In emergency circumstances where it is not possible to obtain consent from the service user, you must. When you are involved in teaching, supervision and assessment:.
If their refusal raises a disciplinary or training issue, you must deal with this separately. The service user must never be put at unnecessary risk. Records are all information collected, processed and held in manual, electronic or any other format pertaining to the service user and service user care. Records include data, demographics, clinical data, images, unique identification, investigation, samples, correspondence and communications relating to service users and their care.

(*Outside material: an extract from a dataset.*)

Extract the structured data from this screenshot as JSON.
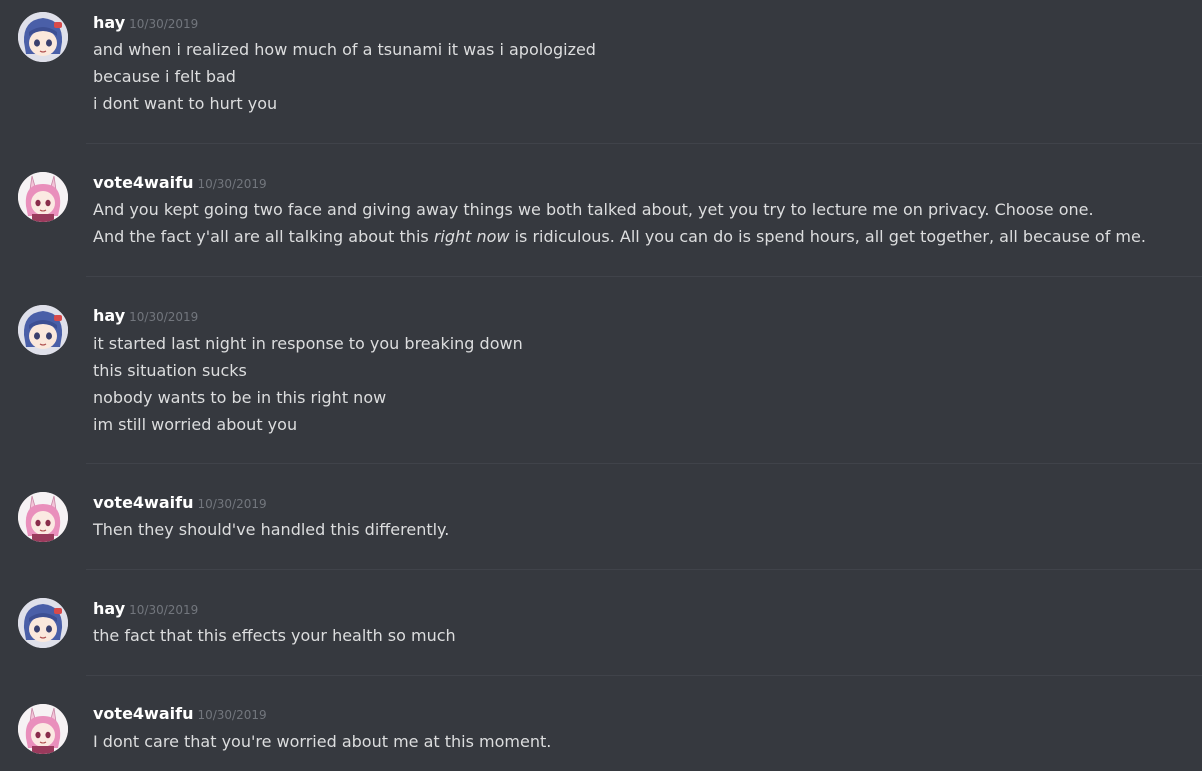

Address health, safety and welfare risks. Malpractice includes negligence, incompetence, breach of contract, unprofessional behaviour, causing danger to health, safety or the environment, and covering up any of those issues.
You must always maintain a high standard of ethics. Demonstrate ethical awareness. You have a duty to assist in the efficient and effective use of resources and to give advice on their appropriate allocation, whilst balancing your duty of care to the service user. Avoid conflicts of interest.
go Suggested procedure for decision-making. Identify the problem and gather as much information as you can. Ask yourself if it is an ethical, professional, clinical or legal problem. Review the Code of Professional Conduct and Ethics and identify the relevant parts. Check other professional guidelines too, such as those of the Health Service Executive or government departments, as well as any relevant legislation. Discuss the issue with professional colleagues being mindful of your obligation to respect the confidentiality of the service user.
Consider asking your professional body for advice. Evaluate the rights, responsibilities and welfare of everyone affected. Remember that your first obligation is to the service user. Keep notes at each stage of the process.
Consider different solutions and decisions. Evaluate and document the potential consequences of each option. Choose the best solution or decision based on your professional judgment. If you have any concerns about the legality of your chosen course of action, seek professional advice at the earliest opportunity. Put the solution or decision into practice, informing all the people affected.
Remember that you are accountable, as an autonomous practitioner, for the consequences of the solution or decision that you choose. This note is not part of the instrument and does not purport to be a legal interpretation. Learn more about cookies and how to manage them. Summary of responsibilities: Below is a summary of your responsibilities as a registrant, grouped into three categories: conduct, performance and ethics. Conduct 1.
Act in the best interests of service users 2. Respect the confidentiality and privacy of service users 3. Maintain high standards of personal conduct and behaviour 4. Use social media responsibly 5. Comply with obligations regarding registration Performance 6. Address health issues related to your fitness to practise 7. Obey laws, regulations and guidelines 8. Comply with requirements for the protection of children and vulnerable adults 9.
Ethics and Social Welfare · Submit an article Journal homepage · New content alerts RSS · Subscribe. Citation search List of issues Volume 2 Issue(s) available: 64 - from Volume 1 Issue 1, to Volume 17 Issue 1. Icon key: You have access Issue 3 Special Issue: The Digital Divide at the Nexus of Social Justice, Media Justice, and Ethics. No Access. Issue 2 No Access.
Act within the limits of your knowledge, skills, competence and experience Keep your professional knowledge and skills up to date Buckley, M. Ronald and Harvey, Michael G. Ethical decision-making: a multidimensional construct. Fleischman, Gary and Valentine, Sean Download full list.